**The input**
+===+
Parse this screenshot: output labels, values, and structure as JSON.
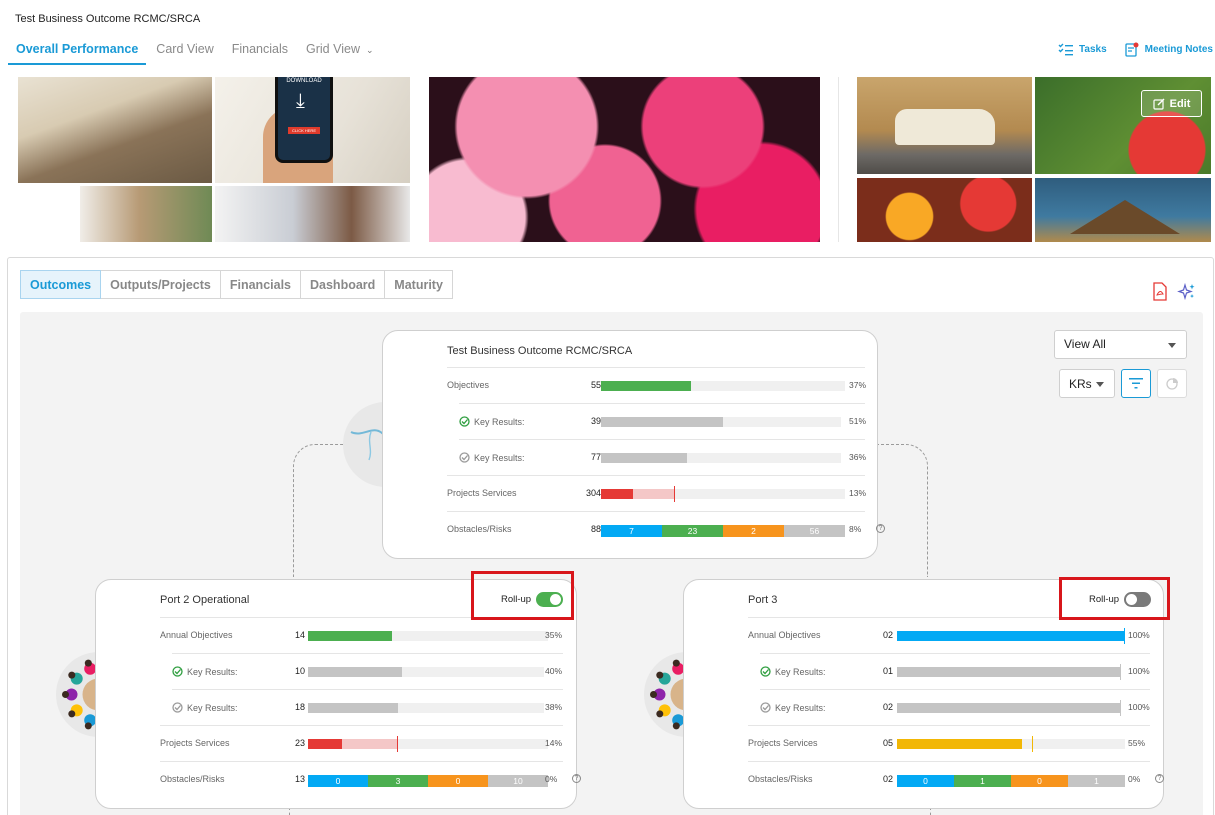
{
  "app": {
    "title": "Test Business Outcome RCMC/SRCA"
  },
  "top_tabs": [
    "Overall Performance",
    "Card View",
    "Financials",
    "Grid View"
  ],
  "header_actions": {
    "tasks": "Tasks",
    "meeting_notes": "Meeting Notes"
  },
  "banner": {
    "edit_label": "Edit",
    "phone_text": "DOWNLOAD",
    "phone_button": "CLICK HERE"
  },
  "sub_tabs": [
    "Outcomes",
    "Outputs/Projects",
    "Financials",
    "Dashboard",
    "Maturity"
  ],
  "controls": {
    "view_select": "View All",
    "kr_select": "KRs"
  },
  "colors": {
    "accent": "#1a9ad6",
    "green": "#4caf50",
    "red": "#e53935",
    "light_red": "#f4c7c7",
    "blue": "#03a9f4",
    "orange": "#f7941d",
    "gray": "#c4c4c4",
    "yellow": "#f2b705",
    "highlight": "#d8161b"
  },
  "cards": {
    "main": {
      "title": "Test Business Outcome RCMC/SRCA",
      "objectives": {
        "label": "Objectives",
        "count": "55",
        "percent": "37%",
        "value": 37
      },
      "kr_done": {
        "label": "Key Results:",
        "count": "39",
        "percent": "51%",
        "value": 51
      },
      "kr_pending": {
        "label": "Key Results:",
        "count": "77",
        "percent": "36%",
        "value": 36
      },
      "projects": {
        "label": "Projects Services",
        "count": "304",
        "percent": "13%",
        "value": 13,
        "light": 30
      },
      "obstacles": {
        "label": "Obstacles/Risks",
        "count": "88",
        "percent": "8%",
        "segments": [
          "7",
          "23",
          "2",
          "56"
        ]
      }
    },
    "port2": {
      "title": "Port 2 Operational",
      "rollup_label": "Roll-up",
      "rollup_on": true,
      "objectives": {
        "label": "Annual Objectives",
        "count": "14",
        "percent": "35%",
        "value": 35
      },
      "kr_done": {
        "label": "Key Results:",
        "count": "10",
        "percent": "40%",
        "value": 40
      },
      "kr_pending": {
        "label": "Key Results:",
        "count": "18",
        "percent": "38%",
        "value": 38
      },
      "projects": {
        "label": "Projects Services",
        "count": "23",
        "percent": "14%",
        "value": 14,
        "light": 37
      },
      "obstacles": {
        "label": "Obstacles/Risks",
        "count": "13",
        "percent": "0%",
        "segments": [
          "0",
          "3",
          "0",
          "10"
        ]
      }
    },
    "port3": {
      "title": "Port 3",
      "rollup_label": "Roll-up",
      "rollup_on": false,
      "objectives": {
        "label": "Annual Objectives",
        "count": "02",
        "percent": "100%",
        "value": 100
      },
      "kr_done": {
        "label": "Key Results:",
        "count": "01",
        "percent": "100%",
        "value": 100
      },
      "kr_pending": {
        "label": "Key Results:",
        "count": "02",
        "percent": "100%",
        "value": 100
      },
      "projects": {
        "label": "Projects Services",
        "count": "05",
        "percent": "55%",
        "value": 55
      },
      "obstacles": {
        "label": "Obstacles/Risks",
        "count": "02",
        "percent": "0%",
        "segments": [
          "0",
          "1",
          "0",
          "1"
        ]
      }
    }
  }
}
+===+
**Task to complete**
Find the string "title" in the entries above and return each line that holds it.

**The completed task**
    "title": "Test Business Outcome RCMC/SRCA"
      "title": "Test Business Outcome RCMC/SRCA",
      "title": "Port 2 Operational",
      "title": "Port 3",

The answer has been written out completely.